That’s just Britain, where there is no law imposed on the restriction of wearing hair or face coverings.
I don’t know what the exact statistics are in other countries in Europe that have these legislations in place, or in America, or in India, Kashmir etc.
“Or even China, where we know Muslim minorities are subjected to oppression.”
And even subjected to genocide in some cases (search ‘Genocide in China and India’, ‘Trump’s Muslim ban’ and ‘post 9/11 Islamophobia’).
But just imagine going to a country with a law that restricts you from entering based on an item of clothing you wear, or your name, or religion.
To be honest, I don’t think Muslim women would even want to visit countries like that. But it’s a scary thought for anyone, not just Muslim women, wouldn’t you agree?
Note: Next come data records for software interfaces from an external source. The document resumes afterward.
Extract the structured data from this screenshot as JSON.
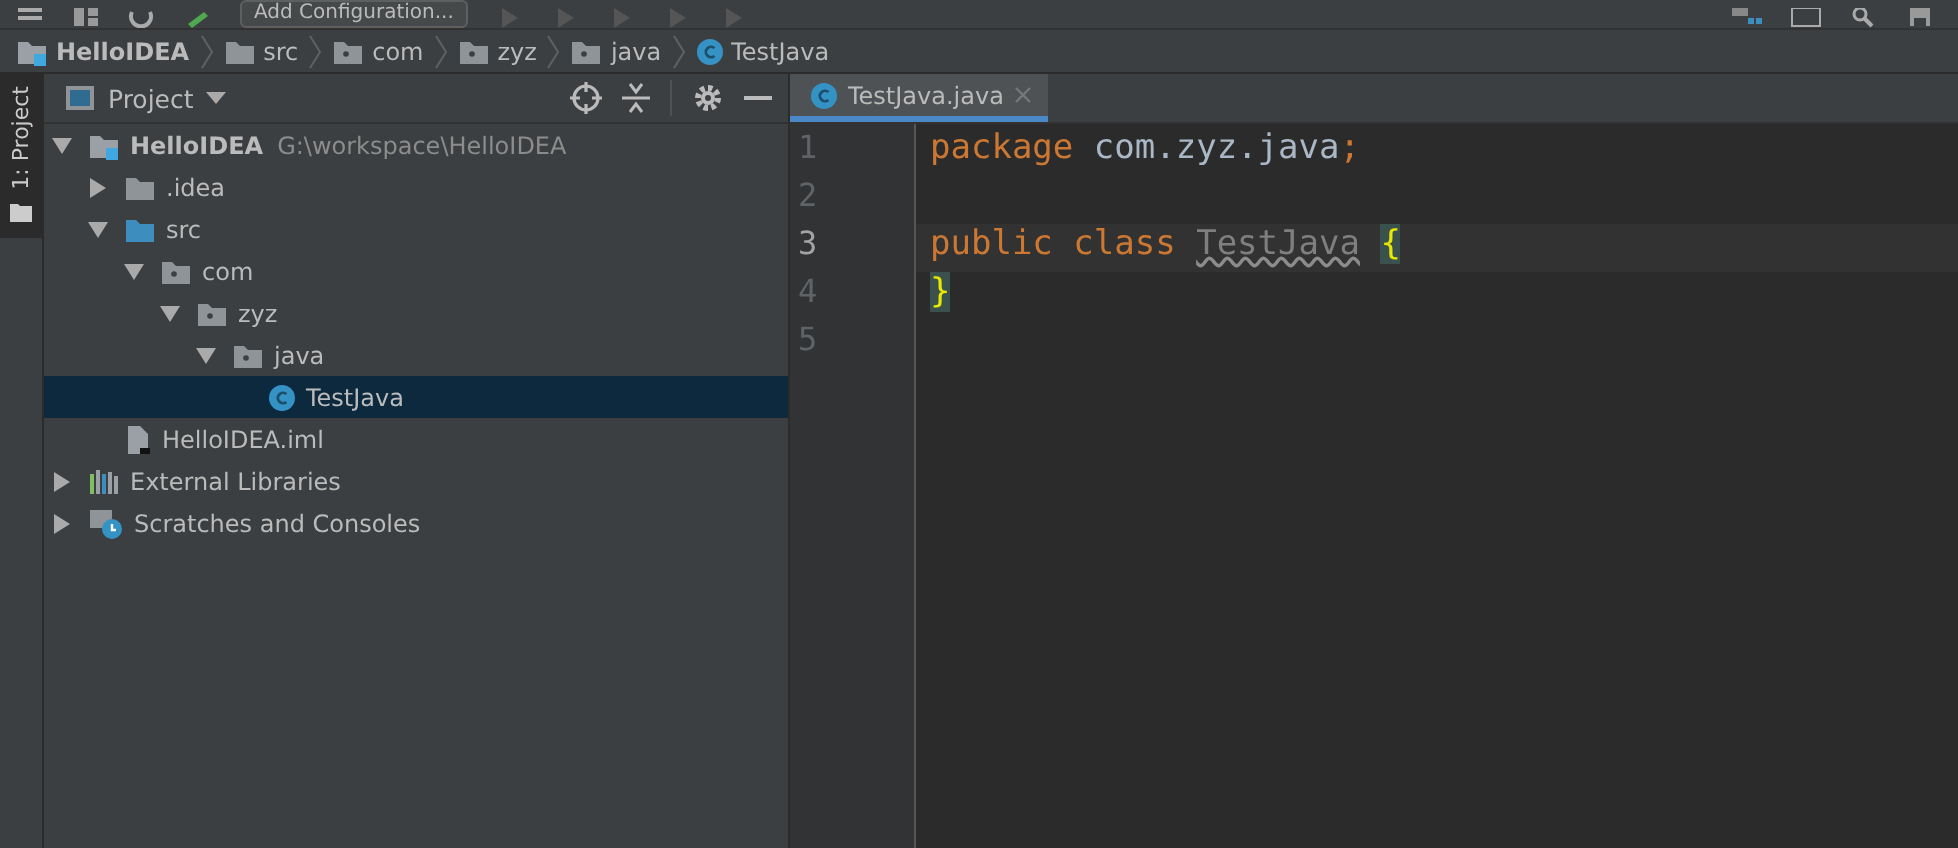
{
  "toolbar": {
    "run_config": "Add Configuration..."
  },
  "breadcrumb": [
    {
      "label": "HelloIDEA",
      "kind": "module"
    },
    {
      "label": "src",
      "kind": "folder"
    },
    {
      "label": "com",
      "kind": "package"
    },
    {
      "label": "zyz",
      "kind": "package"
    },
    {
      "label": "java",
      "kind": "package"
    },
    {
      "label": "TestJava",
      "kind": "class"
    }
  ],
  "side_tabs": [
    {
      "label": "1: Project",
      "selected": true
    }
  ],
  "project_panel": {
    "title": "Project",
    "tree": [
      {
        "label": "HelloIDEA",
        "path": "G:\\workspace\\HelloIDEA",
        "kind": "module",
        "expanded": true,
        "selected": false,
        "children": [
          {
            "label": ".idea",
            "kind": "folder",
            "expanded": false,
            "selected": false
          },
          {
            "label": "src",
            "kind": "source",
            "expanded": true,
            "selected": false,
            "children": [
              {
                "label": "com",
                "kind": "package",
                "expanded": true,
                "selected": false,
                "children": [
                  {
                    "label": "zyz",
                    "kind": "package",
                    "expanded": true,
                    "selected": false,
                    "children": [
                      {
                        "label": "java",
                        "kind": "package",
                        "expanded": true,
                        "selected": false,
                        "children": [
                          {
                            "label": "TestJava",
                            "kind": "class",
                            "selected": true
                          }
                        ]
                      }
                    ]
                  }
                ]
              }
            ]
          },
          {
            "label": "HelloIDEA.iml",
            "kind": "file",
            "selected": false
          }
        ]
      },
      {
        "label": "External Libraries",
        "kind": "libraries",
        "expanded": false,
        "selected": false
      },
      {
        "label": "Scratches and Consoles",
        "kind": "scratches",
        "expanded": false,
        "selected": false
      }
    ]
  },
  "editor": {
    "tabs": [
      {
        "label": "TestJava.java",
        "selected": true
      }
    ],
    "lines": [
      {
        "number": "1",
        "current": false,
        "tokens": [
          {
            "text": "package",
            "kind": "keyword"
          },
          {
            "text": "com.zyz.java",
            "kind": "plain"
          },
          {
            "text": ";",
            "kind": "keyword",
            "attached": true
          }
        ]
      },
      {
        "number": "2",
        "current": false
      },
      {
        "number": "3",
        "current": true,
        "tokens": [
          {
            "text": "public class",
            "kind": "keyword"
          },
          {
            "text": "TestJava",
            "kind": "unused"
          },
          {
            "text": "{",
            "kind": "brace"
          }
        ]
      },
      {
        "number": "4",
        "current": false,
        "tokens": [
          {
            "text": "}",
            "kind": "brace"
          }
        ]
      },
      {
        "number": "5",
        "current": false
      }
    ]
  }
}
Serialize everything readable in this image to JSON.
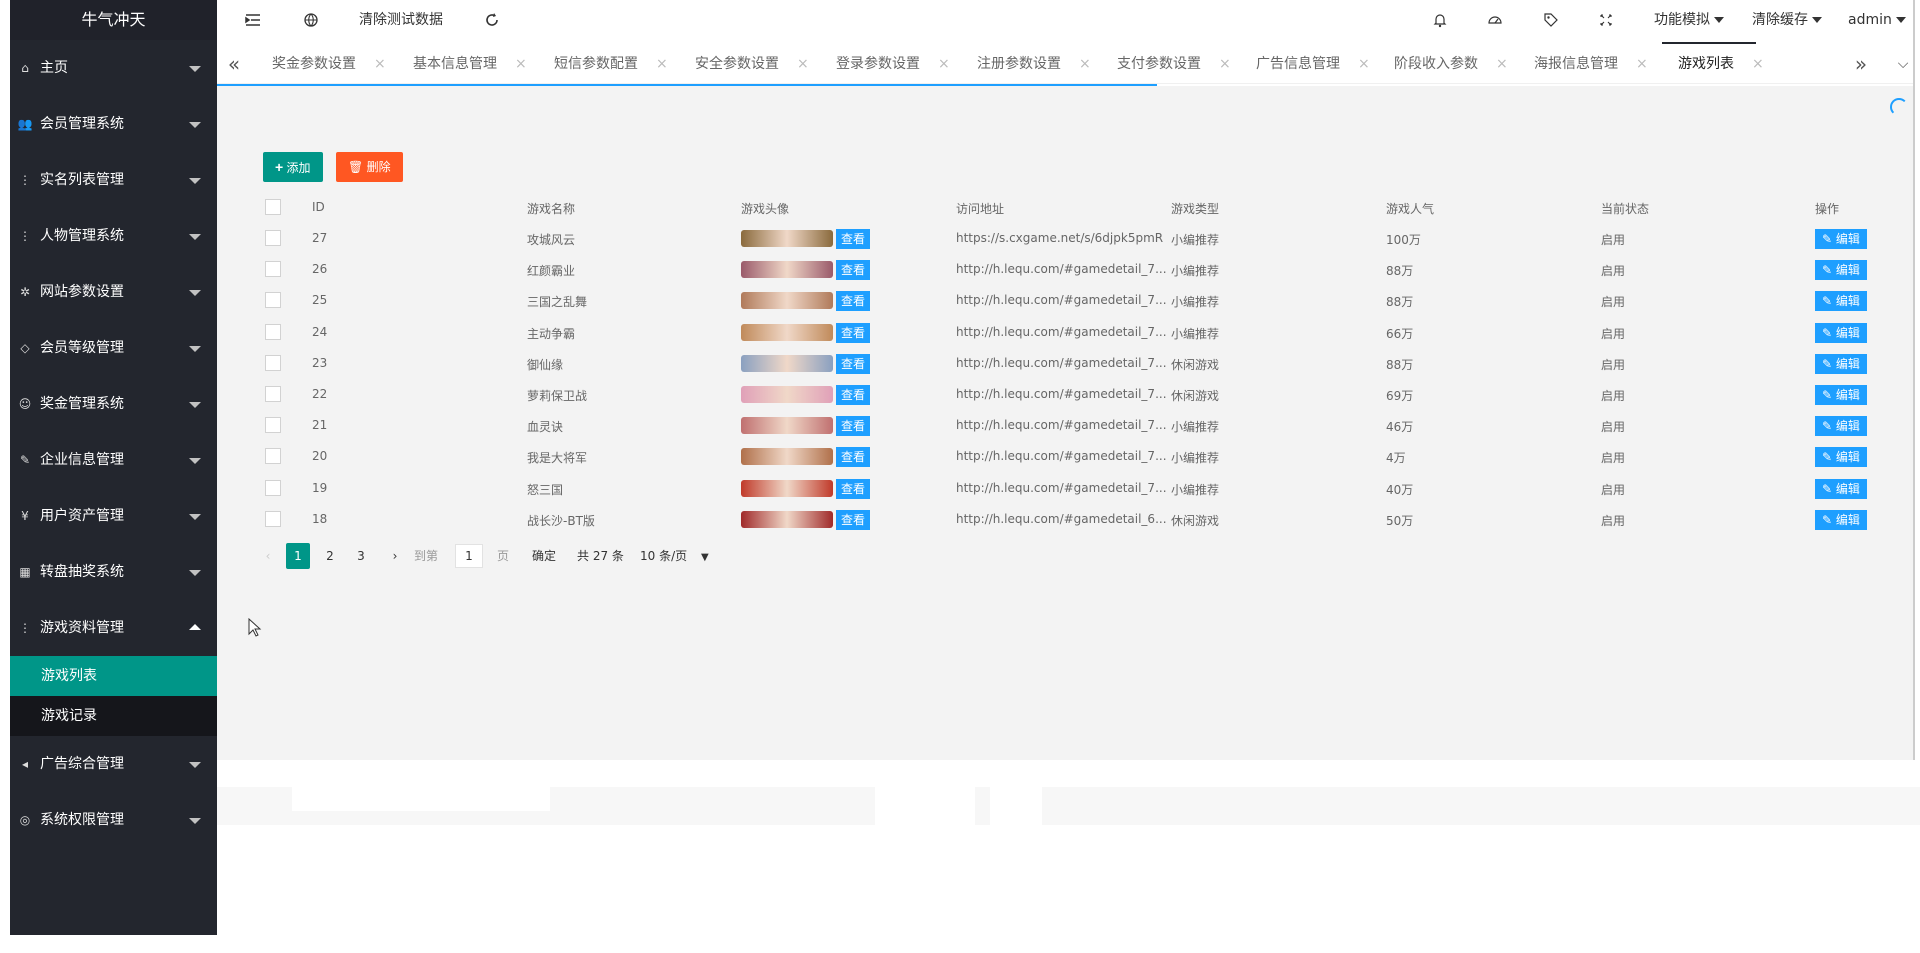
{
  "sidebar": {
    "logo": "牛气冲天",
    "items": [
      {
        "label": "主页",
        "icon": "home-icon",
        "glyph": "⌂"
      },
      {
        "label": "会员管理系统",
        "icon": "users-icon",
        "glyph": "👥"
      },
      {
        "label": "实名列表管理",
        "icon": "dots-icon",
        "glyph": "⋮"
      },
      {
        "label": "人物管理系统",
        "icon": "dots-icon",
        "glyph": "⋮"
      },
      {
        "label": "网站参数设置",
        "icon": "gear-icon",
        "glyph": "✲"
      },
      {
        "label": "会员等级管理",
        "icon": "diamond-icon",
        "glyph": "◇"
      },
      {
        "label": "奖金管理系统",
        "icon": "smile-icon",
        "glyph": "☺"
      },
      {
        "label": "企业信息管理",
        "icon": "edit-doc-icon",
        "glyph": "✎"
      },
      {
        "label": "用户资产管理",
        "icon": "yen-icon",
        "glyph": "¥"
      },
      {
        "label": "转盘抽奖系统",
        "icon": "apps-icon",
        "glyph": "▦"
      },
      {
        "label": "游戏资料管理",
        "icon": "dots-icon",
        "glyph": "⋮"
      },
      {
        "label": "广告综合管理",
        "icon": "speaker-icon",
        "glyph": "◂"
      },
      {
        "label": "系统权限管理",
        "icon": "shield-icon",
        "glyph": "◎"
      }
    ],
    "submenu": [
      {
        "label": "游戏列表"
      },
      {
        "label": "游戏记录"
      }
    ]
  },
  "header": {
    "clear_test_data": "清除测试数据",
    "feature_sim": "功能模拟",
    "clear_cache": "清除缓存",
    "user": "admin"
  },
  "tabs": [
    {
      "label": "奖金参数设置"
    },
    {
      "label": "基本信息管理"
    },
    {
      "label": "短信参数配置"
    },
    {
      "label": "安全参数设置"
    },
    {
      "label": "登录参数设置"
    },
    {
      "label": "注册参数设置"
    },
    {
      "label": "支付参数设置"
    },
    {
      "label": "广告信息管理"
    },
    {
      "label": "阶段收入参数"
    },
    {
      "label": "海报信息管理"
    },
    {
      "label": "游戏列表"
    }
  ],
  "toolbar": {
    "add_label": "添加",
    "delete_label": "删除"
  },
  "table": {
    "headers": [
      "ID",
      "游戏名称",
      "游戏头像",
      "访问地址",
      "游戏类型",
      "游戏人气",
      "当前状态",
      "操作"
    ],
    "view_label": "查看",
    "edit_label": "编辑",
    "rows": [
      {
        "id": "27",
        "name": "攻城风云",
        "url": "https://s.cxgame.net/s/6djpk5pmR",
        "type": "小编推荐",
        "popularity": "100万",
        "status": "启用",
        "thumb": "#8a6a3c"
      },
      {
        "id": "26",
        "name": "红颜霸业",
        "url": "http://h.lequ.com/#gamedetail_7...",
        "type": "小编推荐",
        "popularity": "88万",
        "status": "启用",
        "thumb": "#9a5a6a"
      },
      {
        "id": "25",
        "name": "三国之乱舞",
        "url": "http://h.lequ.com/#gamedetail_7...",
        "type": "小编推荐",
        "popularity": "88万",
        "status": "启用",
        "thumb": "#b07a5a"
      },
      {
        "id": "24",
        "name": "主动争霸",
        "url": "http://h.lequ.com/#gamedetail_7...",
        "type": "小编推荐",
        "popularity": "66万",
        "status": "启用",
        "thumb": "#c08a5a"
      },
      {
        "id": "23",
        "name": "御仙缘",
        "url": "http://h.lequ.com/#gamedetail_7...",
        "type": "休闲游戏",
        "popularity": "88万",
        "status": "启用",
        "thumb": "#8aa0c0"
      },
      {
        "id": "22",
        "name": "萝莉保卫战",
        "url": "http://h.lequ.com/#gamedetail_7...",
        "type": "休闲游戏",
        "popularity": "69万",
        "status": "启用",
        "thumb": "#e0a0b8"
      },
      {
        "id": "21",
        "name": "血灵诀",
        "url": "http://h.lequ.com/#gamedetail_7...",
        "type": "小编推荐",
        "popularity": "46万",
        "status": "启用",
        "thumb": "#c07070"
      },
      {
        "id": "20",
        "name": "我是大将军",
        "url": "http://h.lequ.com/#gamedetail_7...",
        "type": "小编推荐",
        "popularity": "4万",
        "status": "启用",
        "thumb": "#b0704a"
      },
      {
        "id": "19",
        "name": "怒三国",
        "url": "http://h.lequ.com/#gamedetail_7...",
        "type": "小编推荐",
        "popularity": "40万",
        "status": "启用",
        "thumb": "#c03a2a"
      },
      {
        "id": "18",
        "name": "战长沙-BT版",
        "url": "http://h.lequ.com/#gamedetail_6...",
        "type": "休闲游戏",
        "popularity": "50万",
        "status": "启用",
        "thumb": "#a02a2a"
      }
    ]
  },
  "pagination": {
    "pages": [
      "1",
      "2",
      "3"
    ],
    "goto_label": "到第",
    "goto_value": "1",
    "page_unit": "页",
    "confirm": "确定",
    "total": "共 27 条",
    "page_size": "10 条/页"
  },
  "colors": {
    "sidebar_bg": "#23262e",
    "accent": "#009688",
    "danger": "#ff5722",
    "info": "#1e9fff"
  }
}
What do you think are the best ways to tackle Islamophobia, especially in Europe?
It’s most important to raise awareness. Educate, get involved in media and politics, support social movements and causes that fight oppression.
Continue the conversations, get in touch with your local community centres, hubs and non-profit charity organisation.
MEND (Muslim Engagement and Development) are a national non-profit organisation that does great work to raise awareness and tackle Islamophobia.
They have volunteering opportunities and workshops happening all over Britain. Tackling Islamophobia should not just be limited to and categorised for Muslim communities.
But rather requires a collective effort by all of society, beginning with those who lead it.
I said this on my Instagram post already but: ‘you don’t need to be a woman to stand up for women’s rights, black to stand up for Black Lives Matter (BLM), Asian to support Stop Asian Hate (SAH) or LGBTQ to support LGBTQ rights.’
The oppression of any group should resonate with the oppression of every group and individual.
“It takes away your right to be your own individual self. No person should be told how they can or cannot dress.”
“The hypocrisy of Hijab bans is an example of normalised Islamophobia.”
Challenging contemporary forms of gendered and structural Islamophobia requires a collective effort by society, not just the oppressed group.
The Hijab ban is a disastrous law put into place by a country that is beloved so much within Europe.
By enforcing it, there has been an increase in fear within Muslim communities – both in and out of the UK.
In addition, publications like Stylist, who published eight photos of young Muslim women with the #HandsOffMyHijab, provides a touching depiction of this inhumanity.
However, this portrays how important campaigns such as #HandsOffMyHijab are, especially with representatives like Ramisha.
Using her established platform, she was able to condemn the ban, raise awareness and provide a proactive way for others to show their support.
It is clear to see how devastating this ban has been for Muslims and those across South Asian communities.
Although, Ramisha’s empowering stance has proven to be a catalyst for progress, even if that progress comes in small increments.
Her words resonate with passion and the need for change. Undoubtedly, progress will have to come in order to make the world a more inclusive, equal and respective place.
Find out more about the #HandsOffMyHijab campaign here.